Cochrane Database Syst Rev. 2012 May 16;5:CD002006. doi: 10.1002/14651858.CD002006.pub3. Position in the second stage of labour for women without epidural anaesthesia. Gupta JK1, Hofmeyr GJ, Shehmar M. PMID: 22592681
…OBJECTIVES: To assess the benefits and risks of the use of different positions during the second stage of labour (i.e. from full dilatation of the uterine cervix)…MAIN RESULTS: Results should be interpreted with caution as the methodological quality of the 22 included trials (7280 women) was variable.

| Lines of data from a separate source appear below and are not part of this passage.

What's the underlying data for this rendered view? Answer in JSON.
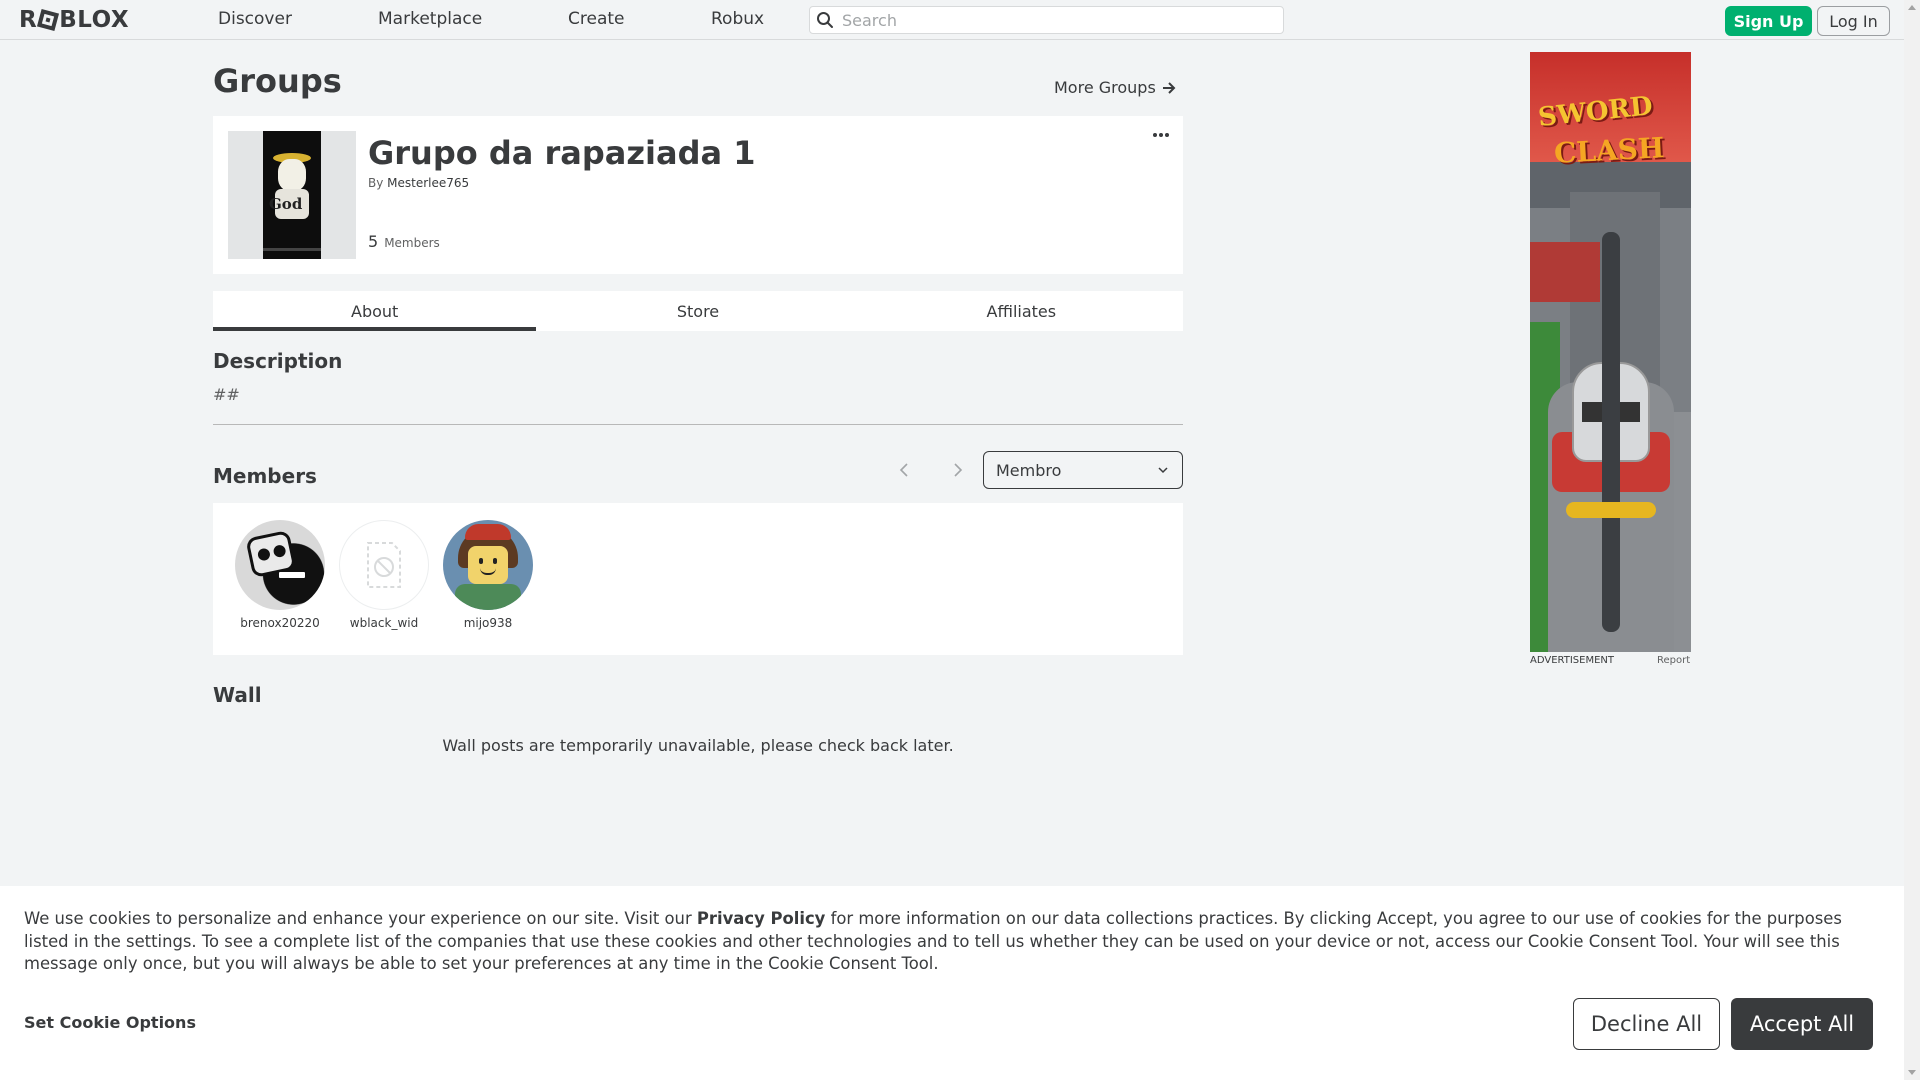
{
  "brand": {
    "logo": "ROBLOX"
  },
  "nav": {
    "links": [
      "Discover",
      "Marketplace",
      "Create",
      "Robux"
    ],
    "search_placeholder": "Search",
    "signup_label": "Sign Up",
    "login_label": "Log In"
  },
  "page": {
    "title": "Groups",
    "more_groups": "More Groups"
  },
  "group": {
    "name": "Grupo da rapaziada 1",
    "by_label": "By",
    "owner": "Mesterlee765",
    "member_count": "5",
    "members_label": "Members",
    "thumb_text": "God"
  },
  "tabs": [
    "About",
    "Store",
    "Affiliates"
  ],
  "active_tab": "About",
  "description": {
    "title": "Description",
    "text": "##"
  },
  "members": {
    "title": "Members",
    "role_selected": "Membro",
    "list": [
      {
        "name": "brenox20220",
        "avatar": "avatar-skull"
      },
      {
        "name": "wblack_wid",
        "avatar": "avatar-unavailable-icon"
      },
      {
        "name": "mijo938",
        "avatar": "avatar-classic"
      }
    ]
  },
  "wall": {
    "title": "Wall",
    "message": "Wall posts are temporarily unavailable, please check back later."
  },
  "ad": {
    "label": "ADVERTISEMENT",
    "report": "Report",
    "text_line1": "SWORD",
    "text_line2": "CLASH"
  },
  "cookie_banner": {
    "text_before": "We use cookies to personalize and enhance your experience on our site. Visit our ",
    "privacy_link": "Privacy Policy",
    "text_after": " for more information on our data collections practices. By clicking Accept, you agree to our use of cookies for the purposes listed in the settings. To see a complete list of the companies that use these cookies and other technologies and to tell us whether they can be used on your device or not, access our Cookie Consent Tool. Your will see this message only once, but you will always be able to set your preferences at any time in the Cookie Consent Tool.",
    "options_label": "Set Cookie Options",
    "decline_label": "Decline All",
    "accept_label": "Accept All"
  },
  "colors": {
    "signup": "#00b06f",
    "accept": "#393b3d",
    "background": "#f2f4f5"
  }
}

In all women studied (primigravid and multigravid) there was a non-significant reduction in duration of second stage in the upright group…a significant reduction in assisted deliveries…a reduction in episiotomies …an increase in second degree perineal tears…increased estimated blood loss greater than 500 ml…fewer abnormal fetal heart rate patterns…In primigravid women the use of any upright compared with supine positions was associated with: non-significant reduction in duration of second stage of labour…this reduction was largely due to women allocated to the use of the birth cushion. AUTHORS’ CONCLUSIONS: The findings of this review suggest several possible benefits for upright posture in women without epidural, but with the possibility of increased risk of blood loss greater than 500 mL. Until such time as the benefits and risks of various delivery positions are estimated with greater certainty, when methodologically stringent data from trials are available, women should be allowed to make choices about the birth positions in which they might wish to assume for birth of their babies.